**What to do**
Could you copy each line of the listing that holds "label"?

**Extracted data**

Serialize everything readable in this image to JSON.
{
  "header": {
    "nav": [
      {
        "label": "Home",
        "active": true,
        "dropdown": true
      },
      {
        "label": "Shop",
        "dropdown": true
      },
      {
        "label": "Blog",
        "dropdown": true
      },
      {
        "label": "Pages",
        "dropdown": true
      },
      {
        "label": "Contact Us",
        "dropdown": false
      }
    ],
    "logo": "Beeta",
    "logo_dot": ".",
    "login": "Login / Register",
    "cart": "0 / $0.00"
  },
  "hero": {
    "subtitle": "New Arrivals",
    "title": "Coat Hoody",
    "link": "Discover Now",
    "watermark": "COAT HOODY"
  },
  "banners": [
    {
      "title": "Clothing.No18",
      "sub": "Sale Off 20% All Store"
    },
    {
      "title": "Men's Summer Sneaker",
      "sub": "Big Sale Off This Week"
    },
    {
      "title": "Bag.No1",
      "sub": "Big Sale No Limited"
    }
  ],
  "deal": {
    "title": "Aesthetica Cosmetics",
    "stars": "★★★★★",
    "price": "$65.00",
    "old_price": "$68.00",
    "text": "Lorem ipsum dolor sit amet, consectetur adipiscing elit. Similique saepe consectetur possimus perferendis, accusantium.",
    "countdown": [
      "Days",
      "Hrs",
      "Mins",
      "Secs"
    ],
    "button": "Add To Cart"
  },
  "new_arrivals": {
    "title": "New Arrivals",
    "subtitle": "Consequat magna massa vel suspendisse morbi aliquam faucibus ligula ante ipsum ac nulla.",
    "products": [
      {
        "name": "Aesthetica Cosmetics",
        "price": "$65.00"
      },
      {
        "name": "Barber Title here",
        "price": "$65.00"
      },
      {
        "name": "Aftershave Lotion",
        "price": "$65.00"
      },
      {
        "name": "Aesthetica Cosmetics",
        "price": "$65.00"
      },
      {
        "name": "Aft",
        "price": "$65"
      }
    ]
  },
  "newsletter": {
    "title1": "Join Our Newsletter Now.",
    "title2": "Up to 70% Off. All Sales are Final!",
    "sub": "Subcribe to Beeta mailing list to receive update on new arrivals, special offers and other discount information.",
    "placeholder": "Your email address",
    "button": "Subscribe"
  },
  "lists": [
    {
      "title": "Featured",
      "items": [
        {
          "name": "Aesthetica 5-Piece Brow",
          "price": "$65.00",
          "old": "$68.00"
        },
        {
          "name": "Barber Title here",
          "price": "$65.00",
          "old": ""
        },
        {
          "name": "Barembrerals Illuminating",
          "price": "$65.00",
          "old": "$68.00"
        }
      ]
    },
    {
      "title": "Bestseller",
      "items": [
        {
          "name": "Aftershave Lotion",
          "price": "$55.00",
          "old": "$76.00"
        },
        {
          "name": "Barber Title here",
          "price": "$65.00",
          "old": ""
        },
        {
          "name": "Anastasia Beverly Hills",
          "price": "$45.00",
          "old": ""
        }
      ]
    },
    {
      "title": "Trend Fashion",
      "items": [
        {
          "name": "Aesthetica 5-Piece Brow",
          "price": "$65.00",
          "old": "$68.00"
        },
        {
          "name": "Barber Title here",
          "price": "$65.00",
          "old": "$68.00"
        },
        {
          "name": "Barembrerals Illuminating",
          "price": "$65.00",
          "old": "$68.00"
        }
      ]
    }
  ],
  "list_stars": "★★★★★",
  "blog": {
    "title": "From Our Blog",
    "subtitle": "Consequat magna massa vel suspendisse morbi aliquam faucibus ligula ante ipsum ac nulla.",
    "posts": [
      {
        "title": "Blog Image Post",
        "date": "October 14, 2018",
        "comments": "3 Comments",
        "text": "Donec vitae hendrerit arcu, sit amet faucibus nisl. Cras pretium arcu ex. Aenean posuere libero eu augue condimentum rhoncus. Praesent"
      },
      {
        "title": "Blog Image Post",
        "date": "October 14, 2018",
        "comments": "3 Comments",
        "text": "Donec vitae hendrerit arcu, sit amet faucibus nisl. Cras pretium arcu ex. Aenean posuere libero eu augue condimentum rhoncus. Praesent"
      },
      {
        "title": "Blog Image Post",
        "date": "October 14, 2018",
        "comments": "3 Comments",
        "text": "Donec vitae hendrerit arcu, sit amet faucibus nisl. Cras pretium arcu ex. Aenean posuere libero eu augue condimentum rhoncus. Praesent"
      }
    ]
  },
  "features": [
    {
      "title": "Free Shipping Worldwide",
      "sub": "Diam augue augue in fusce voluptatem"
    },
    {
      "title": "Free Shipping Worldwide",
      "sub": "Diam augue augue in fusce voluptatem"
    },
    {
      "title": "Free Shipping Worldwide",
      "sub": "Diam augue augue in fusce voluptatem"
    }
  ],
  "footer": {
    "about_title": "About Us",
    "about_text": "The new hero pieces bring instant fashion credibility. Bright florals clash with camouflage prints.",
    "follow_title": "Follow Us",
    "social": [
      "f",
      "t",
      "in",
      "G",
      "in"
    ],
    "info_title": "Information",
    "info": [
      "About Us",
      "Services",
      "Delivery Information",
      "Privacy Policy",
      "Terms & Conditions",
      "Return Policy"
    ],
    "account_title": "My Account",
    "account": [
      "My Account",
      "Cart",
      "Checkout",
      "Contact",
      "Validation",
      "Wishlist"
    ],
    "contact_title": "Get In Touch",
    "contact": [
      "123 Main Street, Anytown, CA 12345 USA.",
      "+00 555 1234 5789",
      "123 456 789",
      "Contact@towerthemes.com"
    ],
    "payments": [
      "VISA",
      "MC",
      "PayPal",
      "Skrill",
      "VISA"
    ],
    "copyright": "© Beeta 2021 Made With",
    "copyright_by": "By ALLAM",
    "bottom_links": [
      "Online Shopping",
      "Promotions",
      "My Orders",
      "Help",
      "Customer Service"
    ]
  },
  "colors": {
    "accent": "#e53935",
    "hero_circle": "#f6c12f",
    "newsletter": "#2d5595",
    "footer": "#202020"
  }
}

**Solved exercise**
        "label": "Home",
        "label": "Shop",
        "label": "Blog",
        "label": "Pages",
        "label": "Contact Us",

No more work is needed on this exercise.